Eurovision 2021 | With the long-standing Eurovision Song Contest cancelled in 2020, the hype for its return is huge. In fact, it’s massive. The international song contest, which started in 1956 to promote compromise and cooperation between European countries in the post-World War II world, will begin on May 18, 2021, and end on May 22, 2021.

Even though the competition is still months away, most participating countries have revealed their entries. As the artists prepare for their spotlight moment, fans of the competition are doing the same. Some have opted for listening to their country’s chosen song on repeat — and the songs of the other contestants — while others are placing bets on which country they think will win. And they’re not doing it through psychic powers: punters are watching the odds on Eurovision 2021 to do this. With time still to go, the betting odds are pointing at Malta and Switzerland as the favourites.

Like in 2020, James Newman has been chosen to represent the United Kingdom in Eurovision 2021. Newman is a seasoned singer-songwriter; the song he co-wrote, ‘Waiting All Night’, won Rudimental a 2014 Brit Award. Unlike in 2020, however, Newman is now using his up-beat, try-not-to-tap-your-foot-to-this song ‘Embers’ rather than his single ‘My Last Breath’. Australia is also using the same artist they selected last year. Montaigne is using her science fiction-inspired song ‘Technicolor’ in this year’s Eurovision, rather than her song ‘Don’t Break Me’.

The last time the United Kingdom won the Eurovision Song Contest was in 1997, so everyone’s hoping Newman’s song will do better than Michael Rice’s ‘Bigger Than Us’, which put the UK in the last place of the competition in 2019. The Netherlands won that year with Duncan Laurence’s song ‘Arcade’. Even if you are following the odds and betting on a country that’s not the UK, you have to be rooting for Newman a little bit. No one wants to come last again.

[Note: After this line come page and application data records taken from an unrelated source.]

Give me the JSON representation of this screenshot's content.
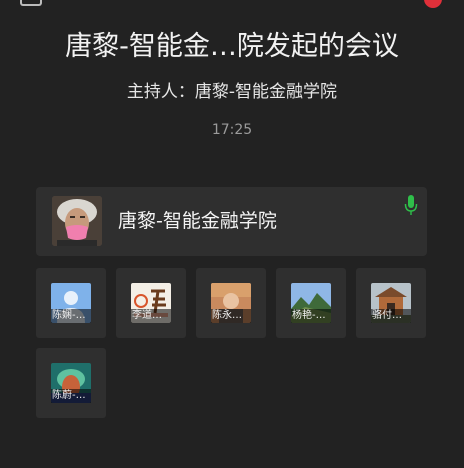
{
  "meeting": {
    "title": "唐黎-智能金…院发起的会议",
    "host": "主持人：唐黎-智能金融学院",
    "time": "17:25"
  },
  "speaker": {
    "name": "唐黎-智能金融学院",
    "mic_icon": "microphone-icon",
    "mic_color": "#2fbf4a"
  },
  "participants": [
    {
      "label": "陈娴-…"
    },
    {
      "label": "李道…"
    },
    {
      "label": "陈永…"
    },
    {
      "label": "杨艳-…"
    },
    {
      "label": "骆付…"
    },
    {
      "label": "陈蔚-…"
    }
  ]
}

The semi-finals of the Eurovision Song Contest 2021 are divided into two parts, with the first taking place on May 18 and the second semi-final on May 20. The grand final will take place on May 22 in Rotterdam, the Netherlands. The Netherlands has a rich music history, so this location makes sense, and all three shows will be broadcast in the United Kingdom at 8 pm. But here’s the thing to remember: both semi-finals will be aired on BBC Four, while the final will be broadcast on BBC One. Also worth noting is that Irish television presenter and comedian Graham Norton is returning as a commentator.

Whether you are betting on this year’s Eurovision event, or you are a fan of London-based James Newman, or you are just really patriotic, the countdown for Eurovision 2021 has begun. And remember, if we have learnt anything over the last year, it is that months fly by in the blink of an eye, so the 2021 Eurovision Song Contest will be here before any of us know it.